*** Block opens ***

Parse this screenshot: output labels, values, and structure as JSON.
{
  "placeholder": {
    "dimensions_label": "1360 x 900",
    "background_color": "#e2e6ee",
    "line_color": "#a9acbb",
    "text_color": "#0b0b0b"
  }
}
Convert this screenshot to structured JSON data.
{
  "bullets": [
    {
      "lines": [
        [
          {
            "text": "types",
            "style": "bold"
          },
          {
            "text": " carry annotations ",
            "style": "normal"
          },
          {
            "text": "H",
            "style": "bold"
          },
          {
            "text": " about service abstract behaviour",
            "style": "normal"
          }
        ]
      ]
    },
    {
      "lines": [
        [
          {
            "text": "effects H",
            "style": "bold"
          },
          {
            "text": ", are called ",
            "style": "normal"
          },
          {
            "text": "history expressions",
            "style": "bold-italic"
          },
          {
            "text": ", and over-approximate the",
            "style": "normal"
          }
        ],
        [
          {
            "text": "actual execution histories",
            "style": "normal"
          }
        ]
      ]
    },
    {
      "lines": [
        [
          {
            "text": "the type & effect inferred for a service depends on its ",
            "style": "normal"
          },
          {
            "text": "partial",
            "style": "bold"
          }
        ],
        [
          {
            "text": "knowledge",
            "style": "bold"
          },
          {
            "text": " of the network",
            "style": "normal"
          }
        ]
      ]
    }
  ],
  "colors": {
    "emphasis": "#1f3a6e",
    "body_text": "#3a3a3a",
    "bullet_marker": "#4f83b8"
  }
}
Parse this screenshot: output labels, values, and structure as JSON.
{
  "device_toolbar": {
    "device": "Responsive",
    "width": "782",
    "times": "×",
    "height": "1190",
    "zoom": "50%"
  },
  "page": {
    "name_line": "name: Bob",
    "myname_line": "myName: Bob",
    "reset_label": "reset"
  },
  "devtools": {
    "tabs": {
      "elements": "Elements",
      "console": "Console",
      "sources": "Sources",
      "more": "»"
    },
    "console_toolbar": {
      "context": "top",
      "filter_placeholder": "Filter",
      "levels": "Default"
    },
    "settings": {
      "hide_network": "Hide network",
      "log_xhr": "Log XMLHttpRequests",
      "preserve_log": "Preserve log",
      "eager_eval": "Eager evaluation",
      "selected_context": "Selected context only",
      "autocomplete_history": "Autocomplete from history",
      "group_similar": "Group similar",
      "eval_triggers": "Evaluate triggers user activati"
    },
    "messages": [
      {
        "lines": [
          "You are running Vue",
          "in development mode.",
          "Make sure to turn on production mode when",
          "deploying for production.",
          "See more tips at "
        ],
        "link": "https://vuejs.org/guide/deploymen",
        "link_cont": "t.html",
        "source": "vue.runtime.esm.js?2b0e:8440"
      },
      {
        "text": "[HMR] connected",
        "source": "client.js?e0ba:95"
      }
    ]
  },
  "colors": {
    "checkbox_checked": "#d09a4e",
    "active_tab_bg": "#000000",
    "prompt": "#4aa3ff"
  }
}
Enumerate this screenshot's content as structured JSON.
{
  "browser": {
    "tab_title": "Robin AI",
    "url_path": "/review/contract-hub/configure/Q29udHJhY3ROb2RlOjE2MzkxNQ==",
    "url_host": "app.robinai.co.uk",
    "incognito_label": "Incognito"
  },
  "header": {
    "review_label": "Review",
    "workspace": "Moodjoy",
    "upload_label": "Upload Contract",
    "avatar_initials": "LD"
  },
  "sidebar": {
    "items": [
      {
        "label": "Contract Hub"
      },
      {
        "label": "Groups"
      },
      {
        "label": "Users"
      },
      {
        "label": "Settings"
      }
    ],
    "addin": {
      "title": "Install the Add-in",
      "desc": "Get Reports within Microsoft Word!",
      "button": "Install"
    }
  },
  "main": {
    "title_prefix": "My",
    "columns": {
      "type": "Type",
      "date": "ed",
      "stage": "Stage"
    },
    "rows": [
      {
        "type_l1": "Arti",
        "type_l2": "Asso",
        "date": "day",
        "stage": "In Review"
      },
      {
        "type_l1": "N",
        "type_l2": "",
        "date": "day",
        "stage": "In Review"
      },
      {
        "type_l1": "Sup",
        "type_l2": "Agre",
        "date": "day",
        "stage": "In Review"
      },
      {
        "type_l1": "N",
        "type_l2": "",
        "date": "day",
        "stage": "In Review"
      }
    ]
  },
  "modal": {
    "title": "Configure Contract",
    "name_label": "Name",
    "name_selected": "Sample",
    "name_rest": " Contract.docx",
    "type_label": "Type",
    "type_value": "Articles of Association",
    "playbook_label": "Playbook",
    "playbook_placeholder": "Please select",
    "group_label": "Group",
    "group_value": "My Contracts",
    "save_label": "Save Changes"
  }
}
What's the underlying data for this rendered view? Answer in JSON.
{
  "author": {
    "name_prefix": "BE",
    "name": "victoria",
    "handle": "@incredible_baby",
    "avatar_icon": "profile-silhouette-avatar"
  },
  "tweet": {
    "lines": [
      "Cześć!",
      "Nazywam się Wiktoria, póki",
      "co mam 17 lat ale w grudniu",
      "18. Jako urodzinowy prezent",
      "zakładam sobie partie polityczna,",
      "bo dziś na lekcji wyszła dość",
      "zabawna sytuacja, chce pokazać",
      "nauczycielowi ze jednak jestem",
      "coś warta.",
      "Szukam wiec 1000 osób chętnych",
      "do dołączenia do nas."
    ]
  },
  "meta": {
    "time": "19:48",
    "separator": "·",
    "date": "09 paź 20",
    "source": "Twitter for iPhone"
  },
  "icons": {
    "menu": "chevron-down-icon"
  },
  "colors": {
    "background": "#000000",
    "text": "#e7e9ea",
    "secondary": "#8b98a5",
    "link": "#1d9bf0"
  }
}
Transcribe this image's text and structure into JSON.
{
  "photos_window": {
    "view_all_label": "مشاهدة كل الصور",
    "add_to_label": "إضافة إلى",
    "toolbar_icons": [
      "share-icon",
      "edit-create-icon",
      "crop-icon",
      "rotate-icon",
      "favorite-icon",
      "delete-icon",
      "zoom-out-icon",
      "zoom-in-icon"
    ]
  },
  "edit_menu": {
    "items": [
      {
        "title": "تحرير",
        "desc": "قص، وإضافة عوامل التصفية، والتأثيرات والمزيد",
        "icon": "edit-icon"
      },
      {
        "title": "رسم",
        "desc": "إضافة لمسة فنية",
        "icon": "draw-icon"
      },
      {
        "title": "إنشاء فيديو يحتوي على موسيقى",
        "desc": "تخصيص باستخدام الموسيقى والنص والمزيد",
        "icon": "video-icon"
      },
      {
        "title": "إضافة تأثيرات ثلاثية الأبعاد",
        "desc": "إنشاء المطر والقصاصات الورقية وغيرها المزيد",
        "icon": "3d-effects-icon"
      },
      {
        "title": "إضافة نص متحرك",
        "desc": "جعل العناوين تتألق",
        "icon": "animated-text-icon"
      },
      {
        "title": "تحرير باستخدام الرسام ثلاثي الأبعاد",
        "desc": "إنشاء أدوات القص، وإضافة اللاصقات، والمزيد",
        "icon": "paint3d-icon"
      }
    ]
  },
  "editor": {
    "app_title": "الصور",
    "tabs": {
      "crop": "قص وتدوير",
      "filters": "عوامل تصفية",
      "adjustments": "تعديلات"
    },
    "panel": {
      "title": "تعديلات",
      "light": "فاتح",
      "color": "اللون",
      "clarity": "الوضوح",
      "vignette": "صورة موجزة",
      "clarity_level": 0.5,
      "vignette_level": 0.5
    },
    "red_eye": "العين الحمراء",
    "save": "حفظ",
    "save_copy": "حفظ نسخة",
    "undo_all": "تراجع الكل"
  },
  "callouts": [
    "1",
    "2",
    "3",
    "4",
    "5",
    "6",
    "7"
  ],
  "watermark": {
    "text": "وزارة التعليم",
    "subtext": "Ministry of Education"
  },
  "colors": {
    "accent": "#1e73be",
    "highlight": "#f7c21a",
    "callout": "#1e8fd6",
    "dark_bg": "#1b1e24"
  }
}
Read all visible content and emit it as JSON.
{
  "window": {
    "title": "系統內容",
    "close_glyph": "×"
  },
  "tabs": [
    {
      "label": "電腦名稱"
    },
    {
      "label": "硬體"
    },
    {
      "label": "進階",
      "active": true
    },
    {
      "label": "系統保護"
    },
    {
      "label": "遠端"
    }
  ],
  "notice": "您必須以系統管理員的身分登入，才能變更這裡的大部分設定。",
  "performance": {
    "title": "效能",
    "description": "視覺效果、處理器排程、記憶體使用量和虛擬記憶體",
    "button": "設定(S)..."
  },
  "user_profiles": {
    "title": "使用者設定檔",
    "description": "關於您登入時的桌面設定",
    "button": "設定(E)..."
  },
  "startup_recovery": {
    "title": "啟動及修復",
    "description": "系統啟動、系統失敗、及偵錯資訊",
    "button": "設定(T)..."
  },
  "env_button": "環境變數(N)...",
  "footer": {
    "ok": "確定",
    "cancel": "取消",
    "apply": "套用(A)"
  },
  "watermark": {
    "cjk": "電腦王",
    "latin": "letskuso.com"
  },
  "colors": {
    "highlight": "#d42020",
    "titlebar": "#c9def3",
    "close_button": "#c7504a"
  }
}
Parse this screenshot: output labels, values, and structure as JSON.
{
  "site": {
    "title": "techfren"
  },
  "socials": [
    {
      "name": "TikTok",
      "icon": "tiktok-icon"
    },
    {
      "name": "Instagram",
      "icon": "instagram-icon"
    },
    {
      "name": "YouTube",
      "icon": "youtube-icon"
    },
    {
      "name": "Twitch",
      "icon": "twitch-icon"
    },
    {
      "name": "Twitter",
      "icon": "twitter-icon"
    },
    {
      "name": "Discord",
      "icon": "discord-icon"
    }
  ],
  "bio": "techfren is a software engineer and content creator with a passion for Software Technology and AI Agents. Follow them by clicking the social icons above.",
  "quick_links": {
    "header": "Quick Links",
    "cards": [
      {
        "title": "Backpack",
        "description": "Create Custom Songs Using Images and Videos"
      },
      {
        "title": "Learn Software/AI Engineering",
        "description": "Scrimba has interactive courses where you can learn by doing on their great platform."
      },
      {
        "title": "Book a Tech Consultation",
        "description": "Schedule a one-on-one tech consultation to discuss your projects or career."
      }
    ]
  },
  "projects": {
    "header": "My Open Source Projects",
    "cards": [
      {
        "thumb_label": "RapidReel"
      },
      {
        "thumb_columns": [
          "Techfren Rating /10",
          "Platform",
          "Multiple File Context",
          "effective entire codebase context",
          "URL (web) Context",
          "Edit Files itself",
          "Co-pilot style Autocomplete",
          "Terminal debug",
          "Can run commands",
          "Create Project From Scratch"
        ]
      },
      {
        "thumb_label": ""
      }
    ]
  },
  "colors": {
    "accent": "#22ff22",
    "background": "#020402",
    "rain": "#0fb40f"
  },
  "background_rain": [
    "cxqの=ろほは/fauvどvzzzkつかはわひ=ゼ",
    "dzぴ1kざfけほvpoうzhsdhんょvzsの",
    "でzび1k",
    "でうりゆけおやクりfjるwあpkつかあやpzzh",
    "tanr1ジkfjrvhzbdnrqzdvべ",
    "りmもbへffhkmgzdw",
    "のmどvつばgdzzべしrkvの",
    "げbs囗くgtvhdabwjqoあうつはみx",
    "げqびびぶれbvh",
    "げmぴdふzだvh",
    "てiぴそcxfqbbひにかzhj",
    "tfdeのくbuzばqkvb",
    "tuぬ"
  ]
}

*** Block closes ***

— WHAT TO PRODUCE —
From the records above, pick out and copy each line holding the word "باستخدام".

— TASK ANSWER —
        "desc": "تخصيص باستخدام الموسيقى والنص والمزيد",
        "title": "تحرير باستخدام الرسام ثلاثي الأبعاد",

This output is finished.